Congratulations for growing your businesses rapidly so far. But how do you keep this going? Or more to the point, how do the people who work for you keep this going?
Having too much to do is a permanent feature of life in a fast growing company. What your teams do now (today!) and next (tomorrow!) is the difference between success and mediocrity. How effective are those that report directly to you at prioritising? And how effective are they at ensuring their teams can prioritise? Yes, they have the management talk, but when it comes down to how they allocate their time during the week, are you confident they are spending 80% of their time doing things that are important AND urgent?
Understanding the difference between ‘important’ and ‘urgent’ is easy. We all understand that some things are urgent and important, some things are urgent but not so important etc. However, executing and enforcing this principle throughout an organisation week in week out is not so easy. Open plan offices and a supportive team culture are (at times) designed to promote the ‘less important but urgent’ responsibilities over and above the merely ‘important’ ones.
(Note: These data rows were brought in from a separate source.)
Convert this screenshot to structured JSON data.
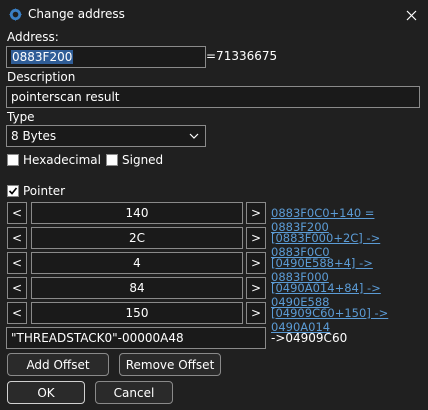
{
  "window": {
    "title": "Change address",
    "close_icon": "close-icon",
    "app_icon": "cheat-engine-gear-icon"
  },
  "address": {
    "label": "Address:",
    "value": "0883F200",
    "equals": "=71336675"
  },
  "description": {
    "label": "Description",
    "value": "pointerscan result"
  },
  "type": {
    "label": "Type",
    "value": "8 Bytes"
  },
  "options": {
    "hexadecimal": "Hexadecimal",
    "signed": "Signed",
    "hexadecimal_checked": false,
    "signed_checked": false
  },
  "pointer": {
    "label": "Pointer",
    "checked": true,
    "offsets": [
      {
        "left": "<",
        "value": "140",
        "right": ">",
        "result": "0883F0C0+140 = 0883F200"
      },
      {
        "left": "<",
        "value": "2C",
        "right": ">",
        "result": "[0883F000+2C] -> 0883F0C0"
      },
      {
        "left": "<",
        "value": "4",
        "right": ">",
        "result": "[0490E588+4] -> 0883F000"
      },
      {
        "left": "<",
        "value": "84",
        "right": ">",
        "result": "[0490A014+84] -> 0490E588"
      },
      {
        "left": "<",
        "value": "150",
        "right": ">",
        "result": "[04909C60+150] -> 0490A014"
      }
    ],
    "base": {
      "value": "\"THREADSTACK0\"-00000A48",
      "result": "->04909C60"
    }
  },
  "buttons": {
    "add_offset": "Add Offset",
    "remove_offset": "Remove Offset",
    "ok": "OK",
    "cancel": "Cancel"
  }
}
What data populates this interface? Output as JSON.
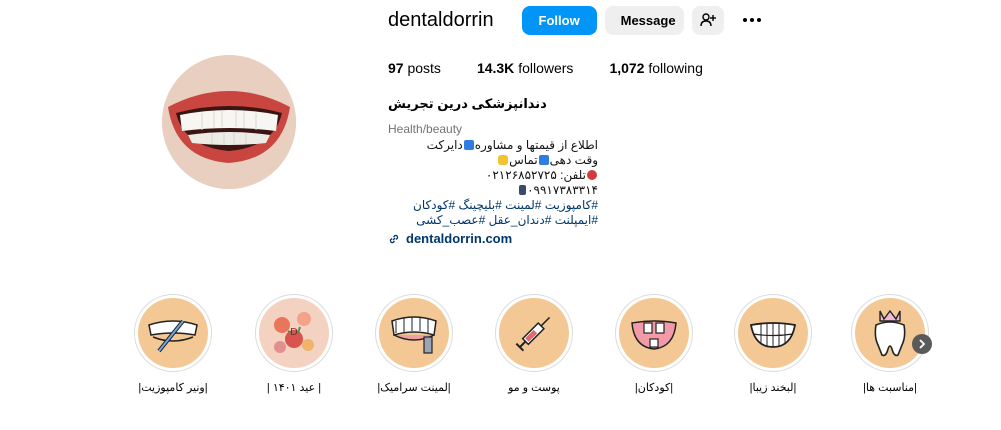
{
  "profile": {
    "username": "dentaldorrin",
    "follow_label": "Follow",
    "message_label": "Message",
    "full_name": "دندانپزشکی درین تجریش",
    "category": "Health/beauty",
    "website": "dentaldorrin.com"
  },
  "stats": {
    "posts_count": "97",
    "posts_label": "posts",
    "followers_count": "14.3K",
    "followers_label": "followers",
    "following_count": "1,072",
    "following_label": "following"
  },
  "bio": {
    "line1": "اطلاع از قیمتها و مشاوره",
    "line1b": "دایرکت",
    "line2": "وقت دهی",
    "line2b": "تماس",
    "line3": "تلفن: ۰۲۱۲۶۸۵۲۷۲۵",
    "line4": "۰۹۹۱۷۳۸۳۳۱۴",
    "line5": "#کامپوزیت #لمینت #بلیچینگ #کودکان",
    "line6": "#ایمپلنت #دندان_عقل #عصب_کشی"
  },
  "highlights": [
    {
      "label": "|ونیر کامپوزیت|",
      "icon": "veneer-tool-icon"
    },
    {
      "label": "| عید ۱۴۰۱ |",
      "icon": "flowers-icon"
    },
    {
      "label": "|لمینت سرامیک|",
      "icon": "laminate-icon"
    },
    {
      "label": "پوست و مو",
      "icon": "syringe-icon"
    },
    {
      "label": "|کودکان|",
      "icon": "kids-teeth-icon"
    },
    {
      "label": "|لبخند زیبا|",
      "icon": "smile-icon"
    },
    {
      "label": "|مناسبت ها|",
      "icon": "crown-tooth-icon"
    }
  ],
  "colors": {
    "accent": "#0095f6",
    "highlight_bg": "#f3c894",
    "link": "#00376b"
  }
}
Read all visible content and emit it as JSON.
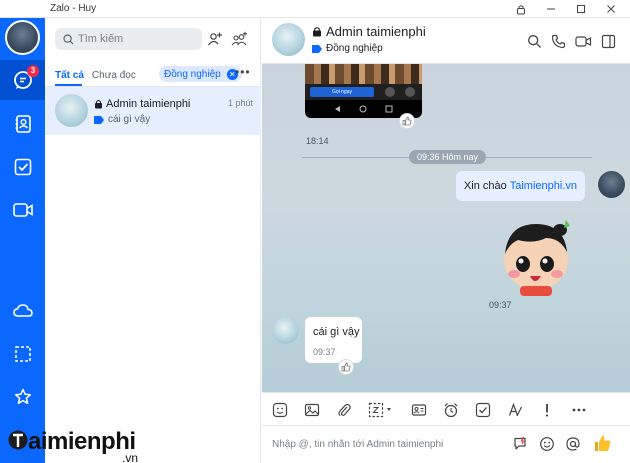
{
  "window": {
    "title": "Zalo - Huy"
  },
  "nav": {
    "messages_badge": "3"
  },
  "list": {
    "search_placeholder": "Tìm kiếm",
    "tabs": [
      {
        "label": "Tất cả"
      },
      {
        "label": "Chưa đọc"
      }
    ],
    "filter_label": "Đồng nghiệp",
    "more_label": "•••",
    "conversations": [
      {
        "name": "Admin taimienphi",
        "time": "1 phút",
        "preview": "cái gì vậy"
      }
    ]
  },
  "chat": {
    "name": "Admin taimienphi",
    "tag": "Đồng nghiệp",
    "messages": {
      "image_time": "18:14",
      "image_button_text": "Gọi ngay",
      "date_separator": "09:36 Hôm nay",
      "outgoing_prefix": "Xin chào",
      "outgoing_link": "Taimienphi.vn",
      "sticker_time": "09:37",
      "incoming_text": "cái gì vậy",
      "incoming_time": "09:37"
    }
  },
  "composer": {
    "placeholder": "Nhập @, tin nhắn tới Admin taimienphi"
  },
  "watermark": {
    "brand": "aimienphi",
    "suffix": ".vn"
  },
  "colors": {
    "primary": "#0a68ff",
    "nav_bg": "#0a68ff",
    "badge": "#f0284a"
  }
}
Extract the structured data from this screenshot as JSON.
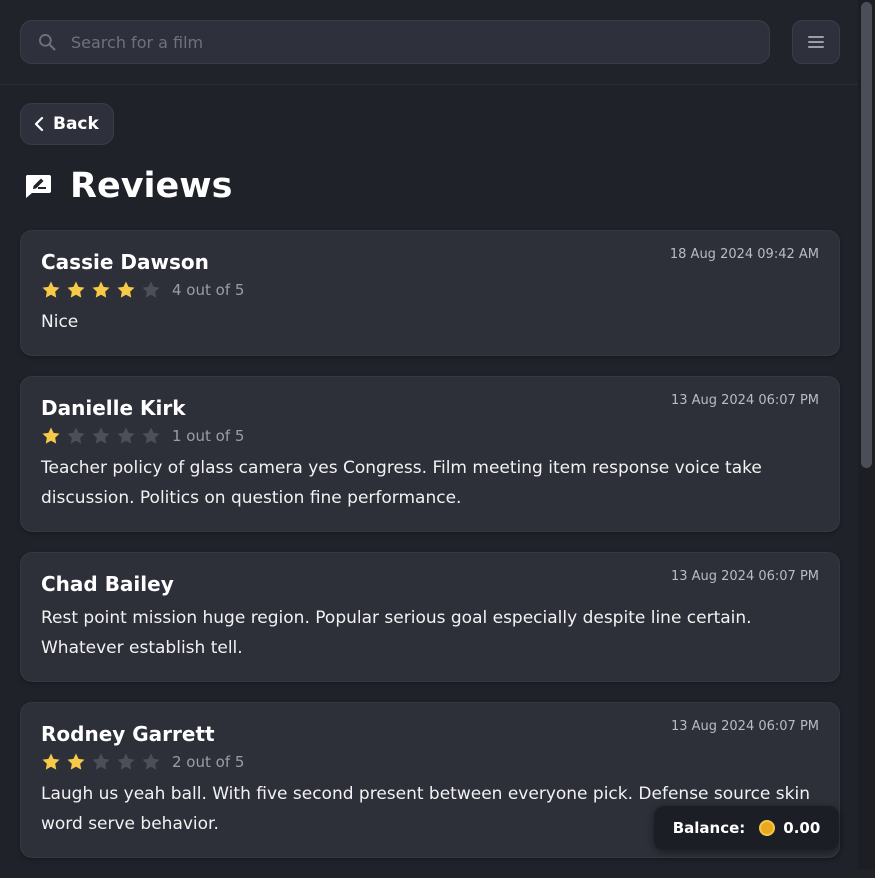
{
  "search": {
    "placeholder": "Search for a film"
  },
  "nav": {
    "back_label": "Back"
  },
  "page": {
    "title": "Reviews"
  },
  "reviews": [
    {
      "name": "Cassie Dawson",
      "date": "18 Aug 2024 09:42 AM",
      "rating": 4,
      "rating_text": "4 out of 5",
      "text": "Nice"
    },
    {
      "name": "Danielle Kirk",
      "date": "13 Aug 2024 06:07 PM",
      "rating": 1,
      "rating_text": "1 out of 5",
      "text": "Teacher policy of glass camera yes Congress. Film meeting item response voice take discussion. Politics on question fine performance."
    },
    {
      "name": "Chad Bailey",
      "date": "13 Aug 2024 06:07 PM",
      "rating": null,
      "rating_text": "",
      "text": "Rest point mission huge region. Popular serious goal especially despite line certain. Whatever establish tell."
    },
    {
      "name": "Rodney Garrett",
      "date": "13 Aug 2024 06:07 PM",
      "rating": 2,
      "rating_text": "2 out of 5",
      "text": "Laugh us yeah ball. With five second present between everyone pick. Defense source skin word serve behavior."
    }
  ],
  "balance": {
    "label": "Balance:",
    "value": "0.00"
  },
  "colors": {
    "star_filled": "#f7c948",
    "star_empty": "#4c4f59",
    "background": "#20222a",
    "card": "#2d2f39"
  },
  "icons": {
    "search": "search-icon",
    "menu": "menu-icon",
    "back": "chevron-left-icon",
    "reviews": "review-icon",
    "coin": "coin-icon"
  }
}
Put it to the test this week. Look at diaries and match them to what you think is ‘important’ and urgent .
The second matrix that challenged me recently is one that tests your management style. Mapping ‘competence’ and ‘confidence’ on a 2×2 basis reveals interesting issues regarding not only how your team operates but also how you manage your team. The underlying principle is that your management style needs to match the confidence and competence makeup of those that directly report to you. If your CFO is highly competent and confident, you can delegate freely. If your Sales Director is confident but less competent, then delegation is a recipe for disaster. Easy so far.
The problem may arise when you throw fast growth into the mix. When you’re rapidly growing, everyone in your management team will at some point be doing something for the first time and hence be less competent at it. If they’re self-aware and seek help, particularly if your management style is open to it, then all is manageable. The first alarm bell is that they remain confident, hiding their lack of competence, and you continue your delegation approach as that is how your working relationship has developed. Alarm bell two is that you change your management style to address the competence change, and they take this as a sign that you no longer trust them in their wider role.
These two simple matrices address two age-old issues for managers of high-growth businesses: how to better prioritise and delegate. Amongst the strategy papers, sales reports and financials, we would all be well served to make sure we have the two matrices somewhere on our desks at all times.
About the author
Mike launched Frog in 2009, after seven years in industry and 12 years at 3i. He represents Frog on the boards of Rated People, SHE Software and Modulr.